→ **Provided records**

════════════════

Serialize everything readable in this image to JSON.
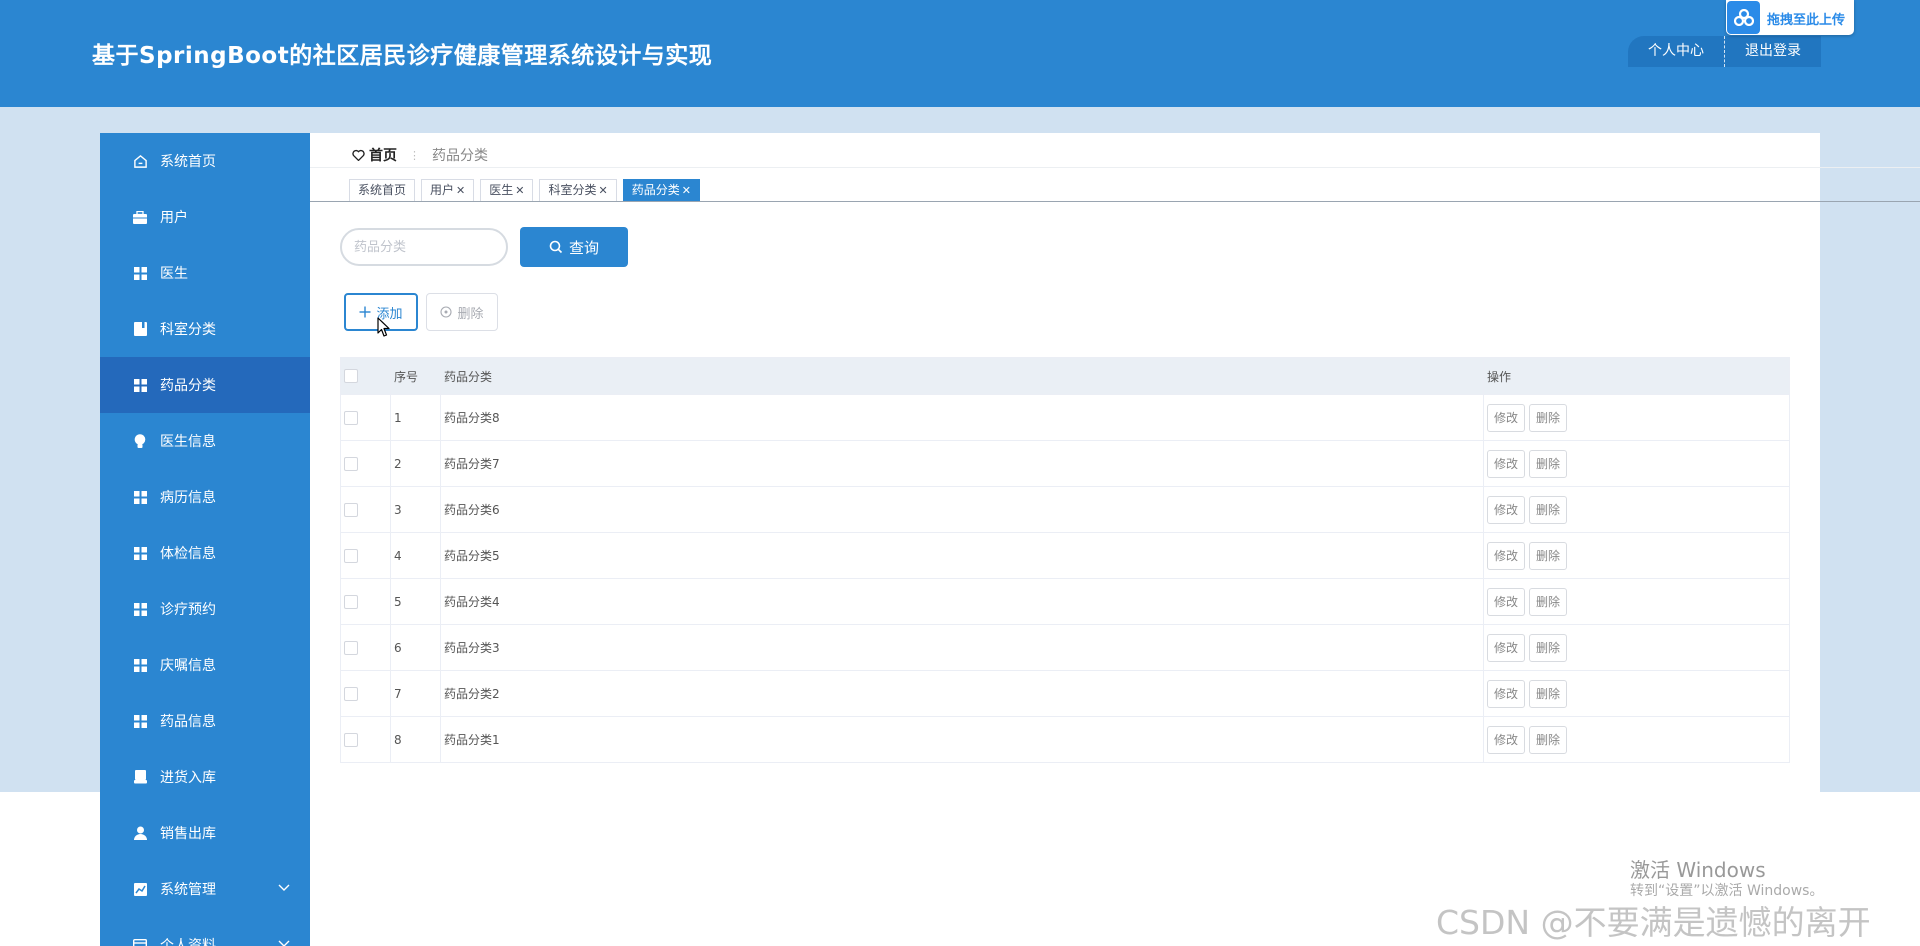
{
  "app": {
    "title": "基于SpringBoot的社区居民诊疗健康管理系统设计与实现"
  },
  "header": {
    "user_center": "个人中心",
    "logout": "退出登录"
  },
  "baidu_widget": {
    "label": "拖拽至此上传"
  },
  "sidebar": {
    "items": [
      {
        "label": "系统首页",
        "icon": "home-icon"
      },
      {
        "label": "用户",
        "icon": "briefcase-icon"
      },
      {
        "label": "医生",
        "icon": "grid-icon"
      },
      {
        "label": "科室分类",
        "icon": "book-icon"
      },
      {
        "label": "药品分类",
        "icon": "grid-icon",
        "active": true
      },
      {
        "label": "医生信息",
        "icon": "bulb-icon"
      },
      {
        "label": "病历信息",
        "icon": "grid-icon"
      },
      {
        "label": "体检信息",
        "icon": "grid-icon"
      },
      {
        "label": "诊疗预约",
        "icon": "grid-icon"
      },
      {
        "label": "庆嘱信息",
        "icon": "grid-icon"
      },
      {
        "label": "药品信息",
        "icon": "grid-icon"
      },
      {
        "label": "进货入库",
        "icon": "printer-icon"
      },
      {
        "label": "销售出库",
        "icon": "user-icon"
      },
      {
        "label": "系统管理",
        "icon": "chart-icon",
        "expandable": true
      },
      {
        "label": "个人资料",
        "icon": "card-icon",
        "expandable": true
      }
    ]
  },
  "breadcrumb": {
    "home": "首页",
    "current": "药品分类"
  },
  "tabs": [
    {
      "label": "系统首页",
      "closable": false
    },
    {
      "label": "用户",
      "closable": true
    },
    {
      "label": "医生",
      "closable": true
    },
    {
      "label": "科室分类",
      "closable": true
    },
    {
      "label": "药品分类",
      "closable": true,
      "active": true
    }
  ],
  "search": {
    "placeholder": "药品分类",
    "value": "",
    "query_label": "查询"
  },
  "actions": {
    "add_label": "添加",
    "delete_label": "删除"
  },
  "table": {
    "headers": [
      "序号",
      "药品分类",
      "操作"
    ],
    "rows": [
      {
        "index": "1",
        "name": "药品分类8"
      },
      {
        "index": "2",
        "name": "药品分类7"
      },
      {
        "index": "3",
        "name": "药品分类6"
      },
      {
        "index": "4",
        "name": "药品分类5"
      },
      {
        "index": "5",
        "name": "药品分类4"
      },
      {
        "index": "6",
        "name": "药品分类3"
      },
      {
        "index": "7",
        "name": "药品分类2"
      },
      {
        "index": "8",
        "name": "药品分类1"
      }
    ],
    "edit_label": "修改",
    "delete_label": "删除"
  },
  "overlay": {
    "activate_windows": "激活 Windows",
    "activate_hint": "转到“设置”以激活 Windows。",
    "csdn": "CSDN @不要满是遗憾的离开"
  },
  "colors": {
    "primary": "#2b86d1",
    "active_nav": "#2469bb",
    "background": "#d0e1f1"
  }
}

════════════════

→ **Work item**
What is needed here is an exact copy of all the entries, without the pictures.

→ **Output**
Serialize everything readable in this image to JSON.
{
  "app": {
    "title": "基于SpringBoot的社区居民诊疗健康管理系统设计与实现"
  },
  "header": {
    "user_center": "个人中心",
    "logout": "退出登录"
  },
  "baidu_widget": {
    "label": "拖拽至此上传"
  },
  "sidebar": {
    "items": [
      {
        "label": "系统首页",
        "icon": "home-icon"
      },
      {
        "label": "用户",
        "icon": "briefcase-icon"
      },
      {
        "label": "医生",
        "icon": "grid-icon"
      },
      {
        "label": "科室分类",
        "icon": "book-icon"
      },
      {
        "label": "药品分类",
        "icon": "grid-icon",
        "active": true
      },
      {
        "label": "医生信息",
        "icon": "bulb-icon"
      },
      {
        "label": "病历信息",
        "icon": "grid-icon"
      },
      {
        "label": "体检信息",
        "icon": "grid-icon"
      },
      {
        "label": "诊疗预约",
        "icon": "grid-icon"
      },
      {
        "label": "庆嘱信息",
        "icon": "grid-icon"
      },
      {
        "label": "药品信息",
        "icon": "grid-icon"
      },
      {
        "label": "进货入库",
        "icon": "printer-icon"
      },
      {
        "label": "销售出库",
        "icon": "user-icon"
      },
      {
        "label": "系统管理",
        "icon": "chart-icon",
        "expandable": true
      },
      {
        "label": "个人资料",
        "icon": "card-icon",
        "expandable": true
      }
    ]
  },
  "breadcrumb": {
    "home": "首页",
    "current": "药品分类"
  },
  "tabs": [
    {
      "label": "系统首页",
      "closable": false
    },
    {
      "label": "用户",
      "closable": true
    },
    {
      "label": "医生",
      "closable": true
    },
    {
      "label": "科室分类",
      "closable": true
    },
    {
      "label": "药品分类",
      "closable": true,
      "active": true
    }
  ],
  "search": {
    "placeholder": "药品分类",
    "value": "",
    "query_label": "查询"
  },
  "actions": {
    "add_label": "添加",
    "delete_label": "删除"
  },
  "table": {
    "headers": [
      "序号",
      "药品分类",
      "操作"
    ],
    "rows": [
      {
        "index": "1",
        "name": "药品分类8"
      },
      {
        "index": "2",
        "name": "药品分类7"
      },
      {
        "index": "3",
        "name": "药品分类6"
      },
      {
        "index": "4",
        "name": "药品分类5"
      },
      {
        "index": "5",
        "name": "药品分类4"
      },
      {
        "index": "6",
        "name": "药品分类3"
      },
      {
        "index": "7",
        "name": "药品分类2"
      },
      {
        "index": "8",
        "name": "药品分类1"
      }
    ],
    "edit_label": "修改",
    "delete_label": "删除"
  },
  "overlay": {
    "activate_windows": "激活 Windows",
    "activate_hint": "转到“设置”以激活 Windows。",
    "csdn": "CSDN @不要满是遗憾的离开"
  },
  "colors": {
    "primary": "#2b86d1",
    "active_nav": "#2469bb",
    "background": "#d0e1f1"
  }
}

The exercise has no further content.